Pacific Resilience concludes in Nepal
KATMANDU, Nepal -- Marines and sailors of III Marine Expeditionary Force participated in the closing ceremony of Pacific Resilience Disaster Response Exercise and Exchange Sept. 12 in Katmandu, Nepal.
During the exercise, which took place Sept. 9-12, participants were able to further common emergency preparedness, response and recovery goals through academic sessions and field-training activities at the Nepal Army Headquarters and various sites throughout Katmandu to put these goals into practice.
In the exercise, the U.S. military, acting as Joint Task Force 505, at the request of the government of Nepal and as directed by the U.S. Agency for International Development and Office of U.S. Foreign Disaster Assistance, responded to a catastrophic earthquake in Nepal with unique capabilities in support of humanitarian assistance and disaster relief efforts to save lives and mitigate human suffering. This allowed participants to practice with actual response procedures and requests for assistance.
“This exercise is instrumental in cultivating civil-military cooperation, emergency preparedness and enhanced response capabilities,” said U.S. Marine Maj. Jude Shell, III MEF exercise planner. “It builds upon the table-top exercise we conducted in February, and from this we adapted procedures, developed a common understanding of certain problems, and refined best practices that directly impacted this field-training exercise.”
Participants included the Nepalese Army, the government of Nepal, U.S. Army Pacific, III MEF, and representatives from international organizations, non-governmental organizations and multinational observers.
“I am confident that this practical exercise conducted during Pacific Resilience, along with the relationships that (we) have all cemented this week, will have a lasting impact on disaster response mechanisms in Nepal,” said Peter Bodde, U.S. ambassador to Nepal. “The success of (our) work this week and (our) future collaboration will be manifested in expeditious relief, coordinated response, and ultimately the number of lives saved when a disaster strikes.”
During the exercise, participants established coordination and operations centers, and worked through various complex exercise injections.
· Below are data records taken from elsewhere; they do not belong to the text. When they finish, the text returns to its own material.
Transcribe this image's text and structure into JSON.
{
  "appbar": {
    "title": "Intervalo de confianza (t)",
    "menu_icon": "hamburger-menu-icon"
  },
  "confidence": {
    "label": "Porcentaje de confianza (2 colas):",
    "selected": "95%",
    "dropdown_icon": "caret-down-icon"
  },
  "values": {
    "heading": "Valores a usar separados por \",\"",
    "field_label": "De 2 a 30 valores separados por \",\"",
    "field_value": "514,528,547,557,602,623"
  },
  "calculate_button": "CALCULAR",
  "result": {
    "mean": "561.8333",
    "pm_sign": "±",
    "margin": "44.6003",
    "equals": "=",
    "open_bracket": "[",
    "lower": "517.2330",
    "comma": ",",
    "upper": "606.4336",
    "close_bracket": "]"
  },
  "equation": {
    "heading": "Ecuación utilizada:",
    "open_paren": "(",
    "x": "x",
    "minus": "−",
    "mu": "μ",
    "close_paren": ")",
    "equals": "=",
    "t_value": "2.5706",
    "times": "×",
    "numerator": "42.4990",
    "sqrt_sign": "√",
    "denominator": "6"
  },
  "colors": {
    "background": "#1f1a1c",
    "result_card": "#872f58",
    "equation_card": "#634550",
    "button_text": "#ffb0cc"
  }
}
The field environment prompted a much greater understanding of the various civil and military organizations involved. This facilitated a better appreciation for the coordination required between these organizations to respond to such an event.
“Seamless interface between the concerned stakeholders is very important for success of the government of Nepal’s effort in the field of disaster management,” said Napalese Army Lt. Gen. Netra Thapa, the acting chief of Army staff. “Be it civil-military collaboration or international parties rendering assistance during the disaster, there is a need to understand each other’s capabilities, define clear roles, and establish procedures for greater cooperation.”
“The government of Nepal and the Nepalese Army have made great strides in developing capacity to rapidly respond to a potential disaster of the largest proportions,” said Brig. Gen. Paul Kennedy, the deputy commanding general of III MEF. “I applaud your efforts and assure you that JTF-505 will respond immediately as part of the larger effort to provide assistance in Nepal’s time of need.”